      And then, add IVIG shipping and refrigeration problems on top of that.

      If your doctor were really familiar with infusing IVIG, picking a company would not be a concern. It would be part and parcel of his written prescription.

      You stated “they seem to want to do it at home.” Who is they? Well, it’s irrelevant if the doctor sends you to an infusion center.

      Return to you are not getting very good support.

    • GH
      April 27, 2015 at 8:45 pm

      An infusion center is definitely the way to go if you need IvIg. I had mine in hospital, but didn’t stay on it. We switched to PE.

      There are also drugs which can reduce the tendency to relapse. Prednisone is not good for long-term use. I take mycophenelate mofetil (trade name is CellCept).

    • April 28, 2015 at 4:39 pm

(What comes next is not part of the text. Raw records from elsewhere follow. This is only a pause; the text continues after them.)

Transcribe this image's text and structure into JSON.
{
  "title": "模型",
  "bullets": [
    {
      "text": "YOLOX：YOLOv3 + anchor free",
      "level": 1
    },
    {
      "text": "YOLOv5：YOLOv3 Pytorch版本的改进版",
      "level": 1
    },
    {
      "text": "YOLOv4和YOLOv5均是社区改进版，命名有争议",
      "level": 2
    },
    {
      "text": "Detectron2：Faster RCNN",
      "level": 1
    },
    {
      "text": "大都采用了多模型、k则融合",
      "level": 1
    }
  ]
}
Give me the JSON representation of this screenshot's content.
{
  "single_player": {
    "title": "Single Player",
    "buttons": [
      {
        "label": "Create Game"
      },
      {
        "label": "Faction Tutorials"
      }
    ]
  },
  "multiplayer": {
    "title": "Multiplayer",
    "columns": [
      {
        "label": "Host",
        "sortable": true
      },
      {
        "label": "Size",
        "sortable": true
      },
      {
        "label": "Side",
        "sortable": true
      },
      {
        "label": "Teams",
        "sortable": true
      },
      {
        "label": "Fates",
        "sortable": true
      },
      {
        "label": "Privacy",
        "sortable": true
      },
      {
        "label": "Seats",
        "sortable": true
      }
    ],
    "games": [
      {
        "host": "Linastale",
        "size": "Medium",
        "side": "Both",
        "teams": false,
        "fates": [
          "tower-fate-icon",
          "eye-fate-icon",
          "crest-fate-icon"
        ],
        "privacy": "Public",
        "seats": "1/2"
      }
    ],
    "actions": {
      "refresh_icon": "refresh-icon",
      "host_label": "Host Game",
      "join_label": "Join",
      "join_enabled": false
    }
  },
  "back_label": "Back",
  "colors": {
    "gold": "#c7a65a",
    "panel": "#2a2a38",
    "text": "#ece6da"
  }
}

      Well Oncologist today to make sure the Protein in SF is not Cancer related in any way. All the Doctors I had with my first 15 years of CIDP have retired, every body is to young and without experience. I’m not sure that the GBS-CIDP-IVIG group are relevant any more. Sure they are but as I talked to new DR about treatment, realizing that IVIG had not been invented much less a protocol for treatment as it is now. When this stuff first hit me Prednisone was the only accepted treatment around the World. There were area’s that were experimenting and finding success but Medical procedures are slow to change and Doctors are (were) reluctant to follow some experimental stuff. Even Mayo (Rochester Minn site of excellence??)could only suggest that PP might be helpful. (Dr Windebank)
      On this Home application versus Out patient infusion lab. Ok, they with the home stuff is the package you are talking about for a Doctor’s Plan of Care. Its not irrelevant as an infusion Lab may be selling a different brand of IVIG then what the Doctor would be writing orders for. As I understand it there is a difference both in application side effects and long term success of the treatment. Were talking big bucks here so all stand around holding out there hand for their share. You can’t make money on small jobs get the big ones and rake in your percentage, they won’t miss it. Cynical I know but, and I’ll try to keep it down as I swallow these enormous price tags. We also have the ego stuff to deal with, like all the Hospitals around the country advertising that they could handle everything like Ebola. Right now those big guys are crawfishing back out, no,no, send them to Atlanta CDCC. Ego’s and big bucks.
      As you can tell I’m feeling feistier today ready to run my five miles and to heck with the harm it might cause. I guess I’m a little miffed as I was sure that CIDP was over after 15 years. Sure I have constant reminders (residuals) of the harm it cause me but I worked around this stuff successful for 15 years. I guess I was lucky to get those years Huh?

    • May 1, 2015 at 11:16 pm

      Hello Bill,
      I remember you from 10 years ago, when I just got started down this road. I’m sorry you had to come back. I have never had an EMG, just an NCV. NCV is like getting shocked, pretty harshly at times. Well, not like, that is exactly what happens. It is painful when the shock happens, but otherwise it is easy. I never felt like I needed any significant recovery time. If you have a mouthpiece for sports or something similar, take it along. It is safer than a lead bullet 🙂

      Best regards,

    • December 16, 2015 at 10:36 pm

      Hey Gang
      Well I had my first IGIV yesterday for the second time this year. I report that it has me again. In May I did IVIG and 4 months later ,the Dr stopped IVIG and declared you a back to where you were before May 1. Ok I did feel that way also . Just 2 weeks ago my feet and legs got that old familiar feeling again. No foot drop yet but weakness and the numbness rising in my legs. My feet were not there, the burned but no other feeling. I was using a cane last week and my attention was elsewhere and I realized that the cane was longer then normal. I looked down and the tip was on the top of my foot. Funny yea but not really. I’m not going to let this time get to me . I’ve made it through 10 times and 30 years. I rode my bike 3 miles yesterday and will ride it for 6 mi tomorrow (within 1/2 hour).